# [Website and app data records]
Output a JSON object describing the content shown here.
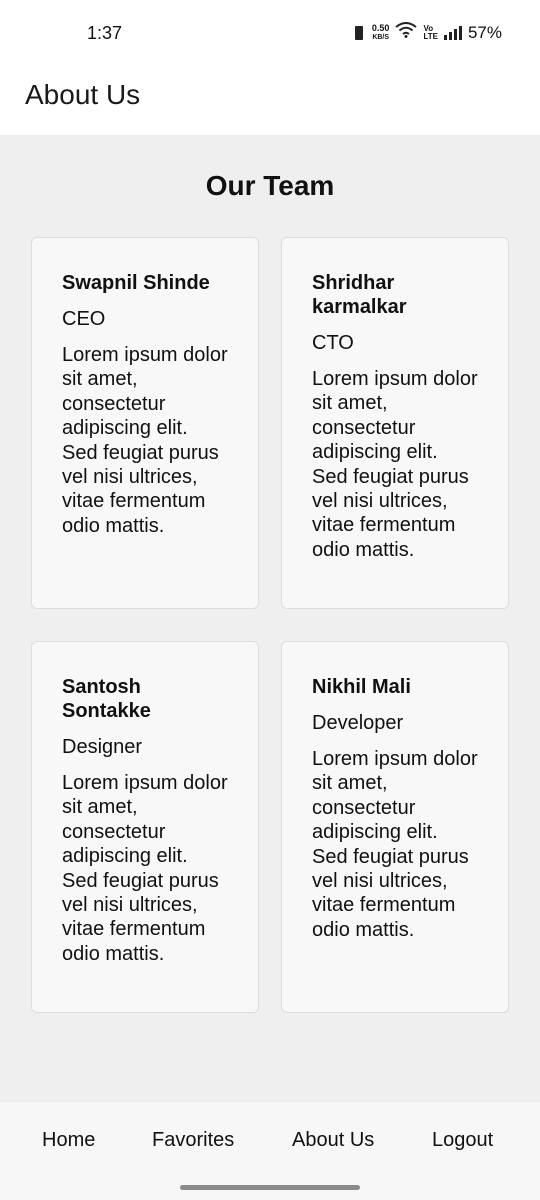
{
  "status_bar": {
    "time": "1:37",
    "net_speed_value": "0.50",
    "net_speed_unit": "KB/S",
    "volte_top": "Vo",
    "volte_bottom": "LTE",
    "battery": "57%",
    "icons": [
      "vibrate-icon",
      "wifi-icon",
      "signal-icon"
    ]
  },
  "app_bar": {
    "title": "About Us"
  },
  "section": {
    "title": "Our Team"
  },
  "team": [
    {
      "name": "Swapnil Shinde",
      "role": "CEO",
      "description": "Lorem ipsum dolor sit amet, consectetur adipiscing elit. Sed feugiat purus vel nisi ultrices, vitae fermentum odio mattis."
    },
    {
      "name": "Shridhar karmalkar",
      "role": "CTO",
      "description": "Lorem ipsum dolor sit amet, consectetur adipiscing elit. Sed feugiat purus vel nisi ultrices, vitae fermentum odio mattis."
    },
    {
      "name": "Santosh Sontakke",
      "role": "Designer",
      "description": "Lorem ipsum dolor sit amet, consectetur adipiscing elit. Sed feugiat purus vel nisi ultrices, vitae fermentum odio mattis."
    },
    {
      "name": "Nikhil Mali",
      "role": "Developer",
      "description": "Lorem ipsum dolor sit amet, consectetur adipiscing elit. Sed feugiat purus vel nisi ultrices, vitae fermentum odio mattis."
    }
  ],
  "bottom_nav": {
    "items": [
      "Home",
      "Favorites",
      "About Us",
      "Logout"
    ]
  },
  "colors": {
    "background": "#efefef",
    "card": "#f8f8f8",
    "bar": "#ffffff",
    "nav": "#f7f7f7"
  }
}
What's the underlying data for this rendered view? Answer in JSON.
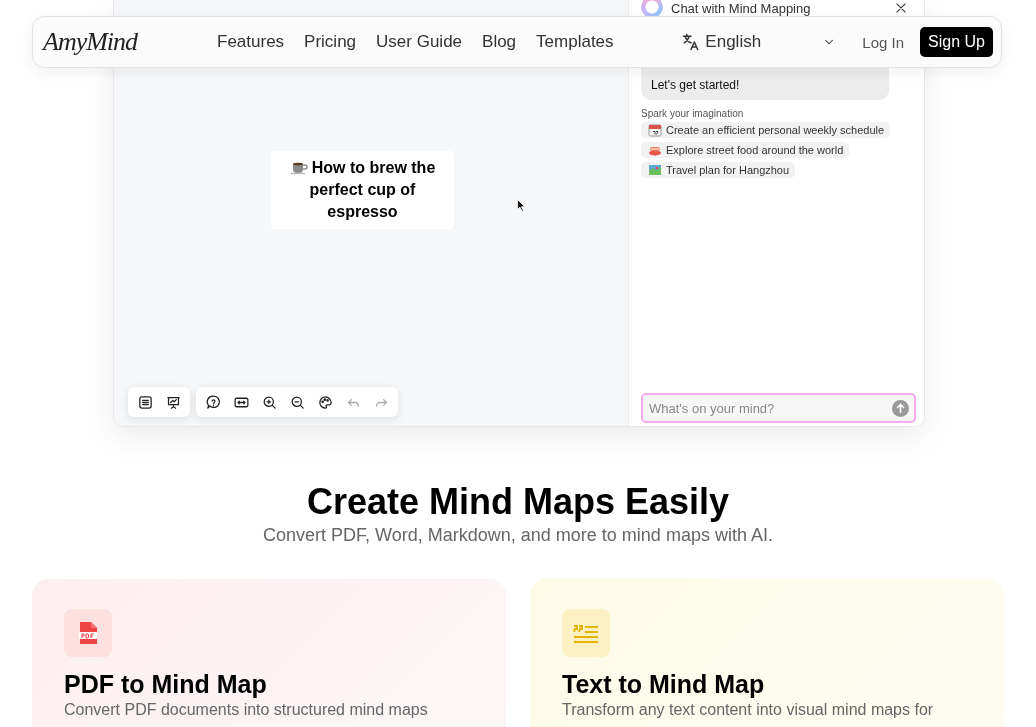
{
  "navbar": {
    "logo": "AmyMind",
    "links": [
      "Features",
      "Pricing",
      "User Guide",
      "Blog",
      "Templates"
    ],
    "language": "English",
    "login": "Log In",
    "signup": "Sign Up"
  },
  "demo": {
    "node": {
      "title": "How to brew the perfect cup of espresso"
    },
    "toolbar": [
      {
        "kind": "outline",
        "disabled": false
      },
      {
        "kind": "present",
        "disabled": false
      },
      {
        "kind": "help",
        "disabled": false
      },
      {
        "kind": "fit",
        "disabled": false
      },
      {
        "kind": "zoom-in",
        "disabled": false
      },
      {
        "kind": "zoom-out",
        "disabled": false
      },
      {
        "kind": "theme",
        "disabled": false
      },
      {
        "kind": "undo",
        "disabled": true
      },
      {
        "kind": "redo",
        "disabled": true
      }
    ],
    "chat": {
      "title": "Chat with Mind Mapping",
      "message": "Let's get started!",
      "suggestions_label": "Spark your imagination",
      "suggestions": [
        {
          "kind": "calendar",
          "text": "Create an efficient personal weekly schedule"
        },
        {
          "kind": "food",
          "text": "Explore street food around the world"
        },
        {
          "kind": "map",
          "text": "Travel plan for Hangzhou"
        }
      ],
      "input": {
        "placeholder": "What's on your mind?"
      }
    }
  },
  "hero": {
    "title": "Create Mind Maps Easily",
    "subtitle": "Convert PDF, Word, Markdown, and more to mind maps with AI."
  },
  "features": [
    {
      "kind": "pdf",
      "title": "PDF to Mind Map",
      "description": "Convert PDF documents into structured mind maps"
    },
    {
      "kind": "text",
      "title": "Text to Mind Map",
      "description": "Transform any text content into visual mind maps for"
    }
  ]
}
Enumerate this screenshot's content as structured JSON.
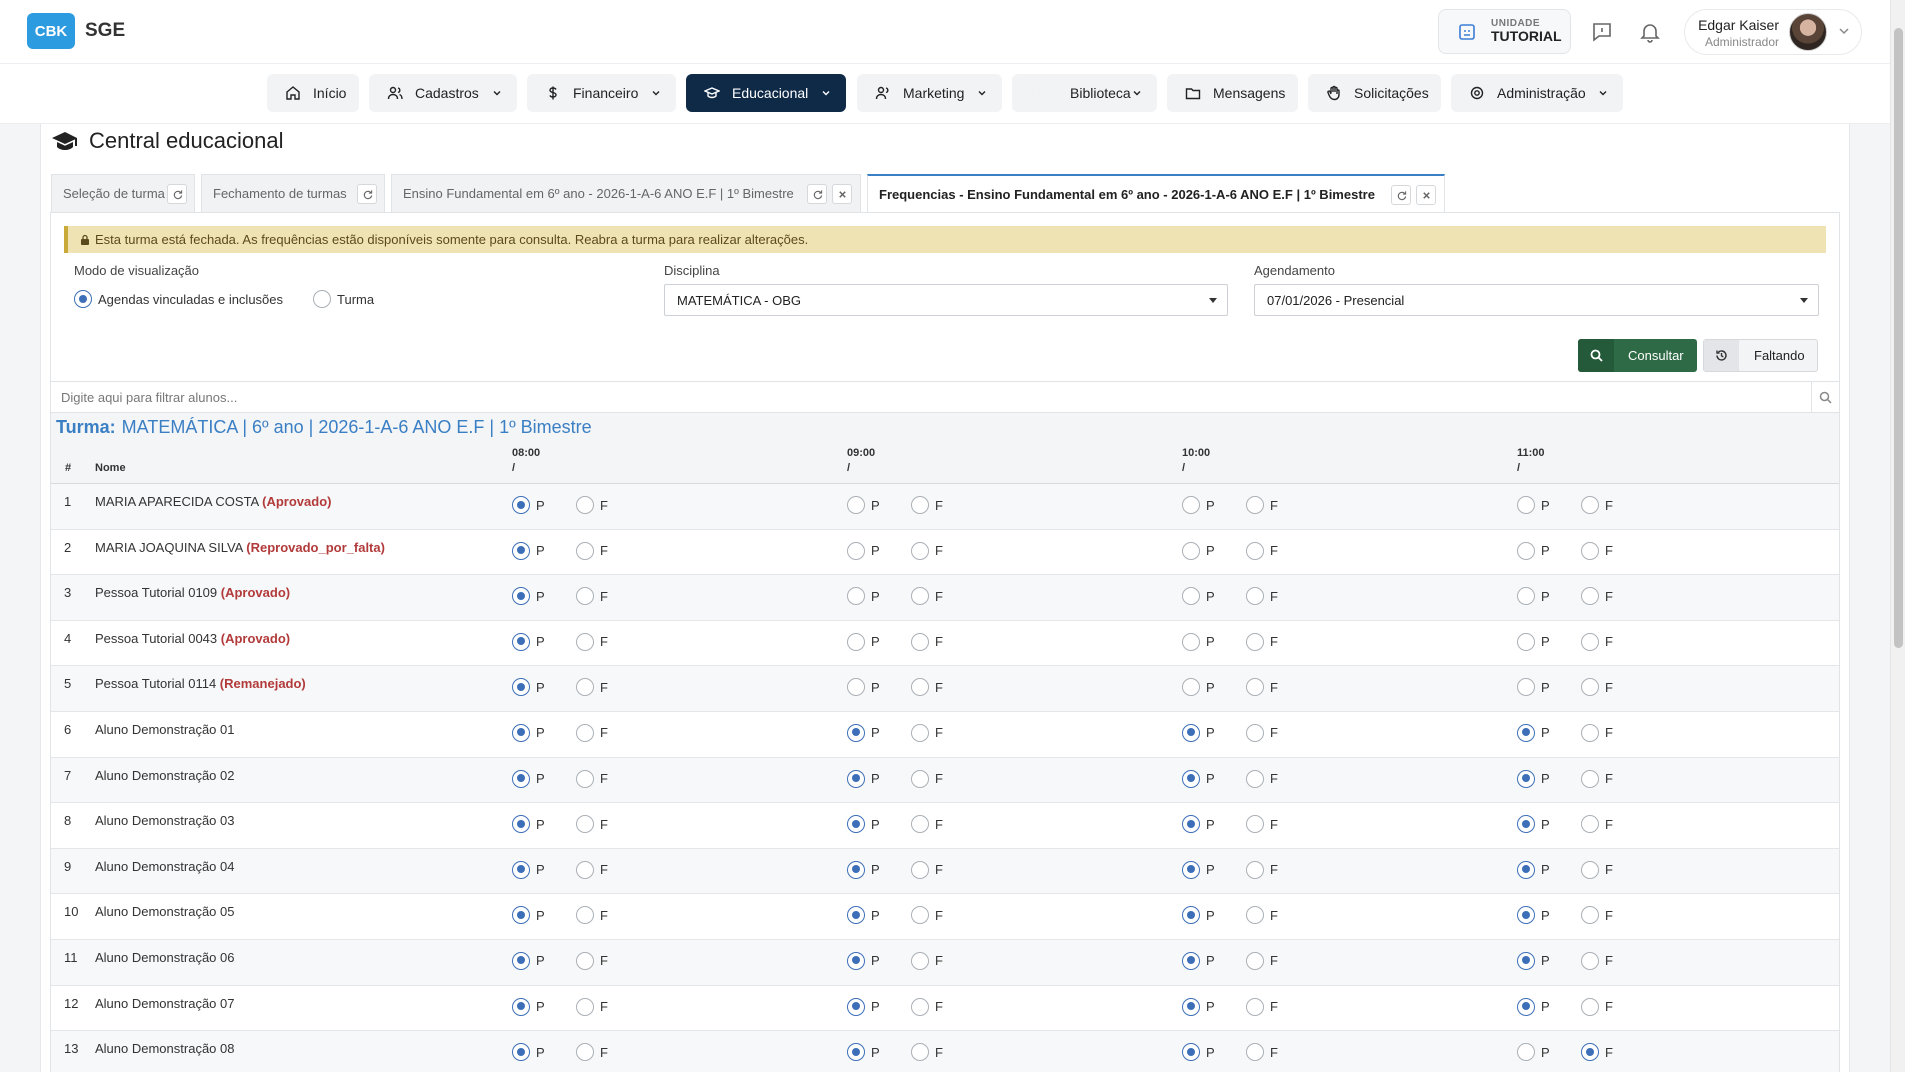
{
  "header": {
    "logo_badge": "CBK",
    "app_name": "SGE",
    "unit_label_small": "UNIDADE",
    "unit_label_big": "TUTORIAL",
    "user_name": "Edgar Kaiser",
    "user_role": "Administrador"
  },
  "nav": [
    {
      "label": "Início",
      "icon": "home-icon"
    },
    {
      "label": "Cadastros",
      "icon": "users-icon"
    },
    {
      "label": "Financeiro",
      "icon": "dollar-icon"
    },
    {
      "label": "Educacional",
      "icon": "graduation-cap-icon"
    },
    {
      "label": "Marketing",
      "icon": "users-icon"
    },
    {
      "label": "Biblioteca",
      "icon": "book-icon"
    },
    {
      "label": "Mensagens",
      "icon": "folder-icon"
    },
    {
      "label": "Solicitações",
      "icon": "hand-icon"
    },
    {
      "label": "Administração",
      "icon": "gear-icon"
    }
  ],
  "page": {
    "title": "Central educacional",
    "tabs": [
      {
        "label": "Seleção de turma"
      },
      {
        "label": "Fechamento de turmas"
      },
      {
        "label": "Ensino Fundamental em 6º ano - 2026-1-A-6 ANO E.F | 1º Bimestre"
      },
      {
        "label": "Frequencias - Ensino Fundamental em 6º ano - 2026-1-A-6 ANO E.F | 1º Bimestre"
      }
    ],
    "alert": "Esta turma está fechada. As frequências estão disponíveis somente para consulta. Reabra a turma para realizar alterações."
  },
  "form": {
    "view_mode_label": "Modo de visualização",
    "view_mode_option1": "Agendas vinculadas e inclusões",
    "view_mode_option2": "Turma",
    "discipline_label": "Disciplina",
    "discipline_value": "MATEMÁTICA - OBG",
    "schedule_label": "Agendamento",
    "schedule_value": "07/01/2026 - Presencial",
    "consultar_label": "Consultar",
    "faltando_label": "Faltando",
    "filter_placeholder": "Digite aqui para filtrar alunos..."
  },
  "table": {
    "turma_prefix": "Turma:",
    "turma_name": "MATEMÁTICA | 6º ano | 2026-1-A-6 ANO E.F | 1º Bimestre",
    "col_num": "#",
    "col_name": "Nome",
    "times": [
      "08:00",
      "09:00",
      "10:00",
      "11:00"
    ],
    "time_sub": "/",
    "present_label": "P",
    "absent_label": "F",
    "rows": [
      {
        "num": "1",
        "name": "MARIA APARECIDA COSTA",
        "status": "(Aprovado)",
        "marks": [
          "P",
          "",
          "",
          ""
        ]
      },
      {
        "num": "2",
        "name": "MARIA JOAQUINA SILVA",
        "status": "(Reprovado_por_falta)",
        "marks": [
          "P",
          "",
          "",
          ""
        ]
      },
      {
        "num": "3",
        "name": "Pessoa Tutorial 0109",
        "status": "(Aprovado)",
        "marks": [
          "P",
          "",
          "",
          ""
        ]
      },
      {
        "num": "4",
        "name": "Pessoa Tutorial 0043",
        "status": "(Aprovado)",
        "marks": [
          "P",
          "",
          "",
          ""
        ]
      },
      {
        "num": "5",
        "name": "Pessoa Tutorial 0114",
        "status": "(Remanejado)",
        "marks": [
          "P",
          "",
          "",
          ""
        ]
      },
      {
        "num": "6",
        "name": "Aluno Demonstração 01",
        "status": "",
        "marks": [
          "P",
          "P",
          "P",
          "P"
        ]
      },
      {
        "num": "7",
        "name": "Aluno Demonstração 02",
        "status": "",
        "marks": [
          "P",
          "P",
          "P",
          "P"
        ]
      },
      {
        "num": "8",
        "name": "Aluno Demonstração 03",
        "status": "",
        "marks": [
          "P",
          "P",
          "P",
          "P"
        ]
      },
      {
        "num": "9",
        "name": "Aluno Demonstração 04",
        "status": "",
        "marks": [
          "P",
          "P",
          "P",
          "P"
        ]
      },
      {
        "num": "10",
        "name": "Aluno Demonstração 05",
        "status": "",
        "marks": [
          "P",
          "P",
          "P",
          "P"
        ]
      },
      {
        "num": "11",
        "name": "Aluno Demonstração 06",
        "status": "",
        "marks": [
          "P",
          "P",
          "P",
          "P"
        ]
      },
      {
        "num": "12",
        "name": "Aluno Demonstração 07",
        "status": "",
        "marks": [
          "P",
          "P",
          "P",
          "P"
        ]
      },
      {
        "num": "13",
        "name": "Aluno Demonstração 08",
        "status": "",
        "marks": [
          "P",
          "P",
          "P",
          "F"
        ]
      }
    ]
  }
}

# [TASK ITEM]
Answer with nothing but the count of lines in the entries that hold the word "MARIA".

# [EXPECTED ANSWER]
2